In September, APLU named the University of Georgia, the University of Texas at San Antonio, the University of Vermont, and the University of Wisconsin-Madison as finalists for the C. Peter Magrath Community Engagement Scholarship Award for their extraordinary community engagement initiatives. One of the finalists will be named the 2022 C. Peter Magrath Award winner during the APLU Annual Meeting. Read more about their efforts below.
University of Georgia
The Archway Partnership is a University of Georgia (UGA) public service and outreach unit through which faculty members are based in communities to help stakeholders address locally-identified critical issues. The faculty member, called an Archway Professional (AP), facilitates meetings where community members agree on and prioritize their needs. The AP then reaches out to UGA schools and colleges for expertise the communities need. Often UGA faculty and students work with select communities to address their challenges.
Eight communities are active at any one time over a period of years. These partnerships have led to the involvement of over 200 university faculty in Archway communities since the program began in 2005 and over $20 million in community and research grants since 2009, including a USDA grant of nearly $1 million to improve management of chronic health conditions in rural Georgia through telemedicine. The partnership has helped tackle community challenges such as high rates of diabetes and hypertension, increasing access to mental health care, and small business development in rural areas..
The University of Texas at San Antonio

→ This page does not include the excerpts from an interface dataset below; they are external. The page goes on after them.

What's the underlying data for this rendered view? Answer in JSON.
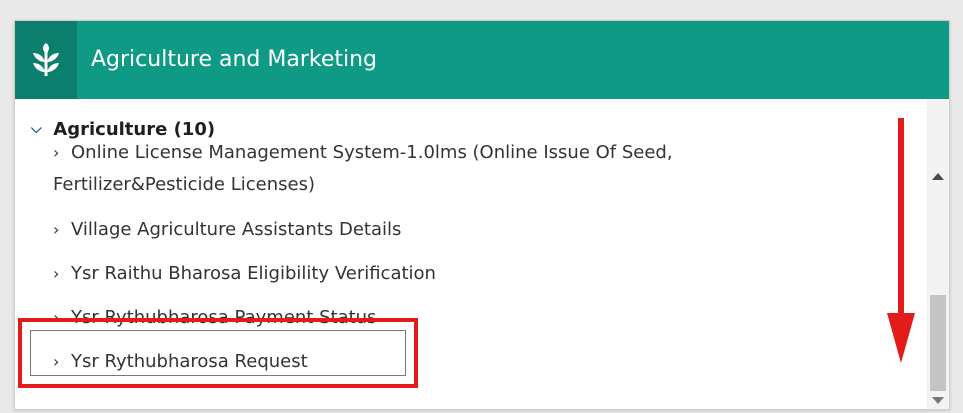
{
  "header": {
    "title": "Agriculture and Marketing",
    "icon": "leaf-sprout-icon",
    "color": "#0f9a86",
    "icon_bg": "#0b7e6d"
  },
  "category": {
    "label": "Agriculture (10)",
    "expanded": true
  },
  "items": [
    {
      "label": "Online License Management System-1.0lms (Online Issue Of Seed,",
      "label_cont": "Fertilizer&Pesticide Licenses)"
    },
    {
      "label": "Village Agriculture Assistants Details"
    },
    {
      "label": "Ysr Raithu Bharosa Eligibility Verification"
    },
    {
      "label": "Ysr Rythubharosa Payment Status"
    },
    {
      "label": "Ysr Rythubharosa Request",
      "highlighted": true
    }
  ],
  "annotation": {
    "highlight_color": "#e31b1b",
    "arrow": "down-arrow-icon"
  }
}
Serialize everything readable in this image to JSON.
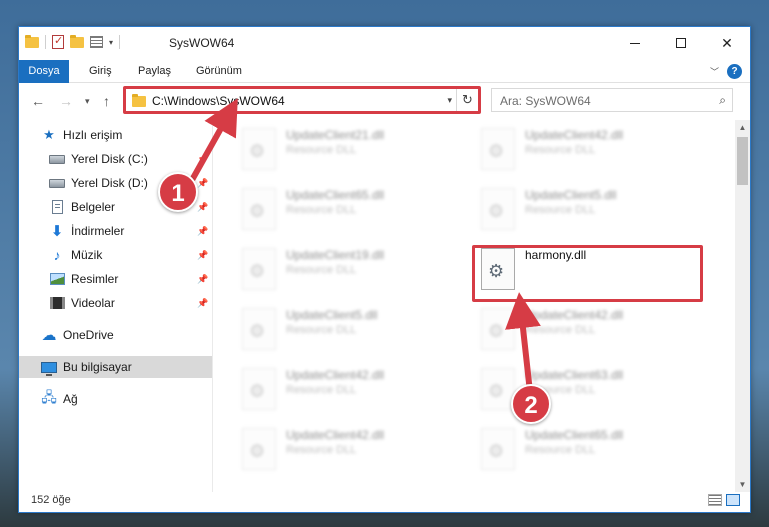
{
  "window": {
    "title": "SysWOW64"
  },
  "ribbon": {
    "tabs": [
      "Dosya",
      "Giriş",
      "Paylaş",
      "Görünüm"
    ]
  },
  "address": {
    "path": "C:\\Windows\\SysWOW64"
  },
  "search": {
    "placeholder": "Ara: SysWOW64"
  },
  "sidebar": {
    "items": [
      {
        "label": "Hızlı erişim",
        "icon": "star-icon"
      },
      {
        "label": "Yerel Disk (C:)",
        "icon": "disk-icon"
      },
      {
        "label": "Yerel Disk (D:)",
        "icon": "disk-icon"
      },
      {
        "label": "Belgeler",
        "icon": "document-icon"
      },
      {
        "label": "İndirmeler",
        "icon": "download-icon"
      },
      {
        "label": "Müzik",
        "icon": "music-icon"
      },
      {
        "label": "Resimler",
        "icon": "pictures-icon"
      },
      {
        "label": "Videolar",
        "icon": "videos-icon"
      },
      {
        "label": "OneDrive",
        "icon": "cloud-icon"
      },
      {
        "label": "Bu bilgisayar",
        "icon": "computer-icon"
      },
      {
        "label": "Ağ",
        "icon": "network-icon"
      }
    ]
  },
  "files": [
    {
      "name": "UpdateClient21.dll",
      "type": "Resource DLL"
    },
    {
      "name": "UpdateClient42.dll",
      "type": "Resource DLL"
    },
    {
      "name": "UpdateClient65.dll",
      "type": "Resource DLL"
    },
    {
      "name": "UpdateClient5.dll",
      "type": "Resource DLL"
    },
    {
      "name": "UpdateClient19.dll",
      "type": "Resource DLL"
    },
    {
      "name": "harmony.dll",
      "type": ""
    },
    {
      "name": "UpdateClient5.dll",
      "type": "Resource DLL"
    },
    {
      "name": "UpdateClient42.dll",
      "type": "Resource DLL"
    },
    {
      "name": "UpdateClient42.dll",
      "type": "Resource DLL"
    },
    {
      "name": "UpdateClient63.dll",
      "type": "Resource DLL"
    },
    {
      "name": "UpdateClient42.dll",
      "type": "Resource DLL"
    },
    {
      "name": "UpdateClient65.dll",
      "type": "Resource DLL"
    }
  ],
  "status": {
    "count": "152 öğe"
  },
  "callouts": {
    "step1": "1",
    "step2": "2"
  },
  "colors": {
    "accent": "#1a6fc0",
    "highlight": "#d63c45"
  }
}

The University of Texas at San Antonio’s (UTSA) Westside Community Partnership is an effort aimed at improving the lives of residents on the Westside of San Antonio, a community that was redlined, faces economic, health, educational and housing disparities, and is now the target for displacement and gentrification.
The partnership connects UTSA faculty with Westside nonprofits, schools, and small businesses to jointly work to improve the wellbeing of residents. Working with community stakeholders on community-identified challenges, the Westside Community Partnership has spearheaded efforts to preserve affordable housing availability, bridge the digital divide with small and microbusinesses, and uncover unmet estate planning needs of residents and help fill those needs.
Faculty have worked to create models for rehabilitating affordable housing in a cost-effective way, helped bridge the digital divide facing businesses as they applied for urgently needed pandemic-relief funds, and provided research data to the community to inform policymaking in the areas they’re facing. UTSA also created the Westside Scholarship, a scholarship program exclusively for students from the Westside, to boost student success.
University of Vermont
The University of Vermont’s Agroecology and Livelihoods Collaborative (ALC) is a community of practice working to help transform current food systems with ecologically sound and socially just practices. The ALC engages with small- to medium-sized diversified, organic farmers and nonprofits in Vermont, smallholder coffee farmers in Mexico, and others around the world, through in-depth participatory action research.
This approach has been used to support farmers and their organizations to engage with transformative agroecological research in projects across Latin America, Africa, and the United States. The ALC has worked collaboratively with a network of Vermont farmers, food producers, and non-profit organizations, conducting critical research on ecologically viable farming practices and just food systems. Through a transdisciplinary approach, the ALC has integrated science and scholarship from a wide range of disciplines—ecology, sociology, agronomy, entomology, soil health, economics, and others – to advance ecologically sound and socially just practices.
University of Wisconsin-Madison
The University of Wisconsin-Madison’s UniverCity Year program partners with communities across Wisconsin to tackle community-identified challenges with expertise and resources from the university. The UniverCity Year program is a three-year partnership, starting with the community identifying challenges they want to work on and priorities to move forward, followed by university-based experts designing research-to-practice approaches for addressing community needs. Because problems are community-identified, projects span a wide array of challenges including transportation, housing, health, agriculture, childcare, economic development, and the arts.
Green County, for example, asked UW-Madison to help address a host of challenges in areas such as enhancing government operations, community and economic development, health, and environmental sustainability over a three-year period in cities, villages, and towns across the county.
Thanks to its partnership with the university, the county developed a dashboard for tracking opioid use, launched a navigator to improve residents’ access to mental health resources and care, helped start a business development center, and drastically improved energy efficiency in the area’s schools. Over the last six years, the UniverCity Year effort has engaged 20 communities across Wisconsin and completed over 200 projects with more than 1,500 students and 80 faculty.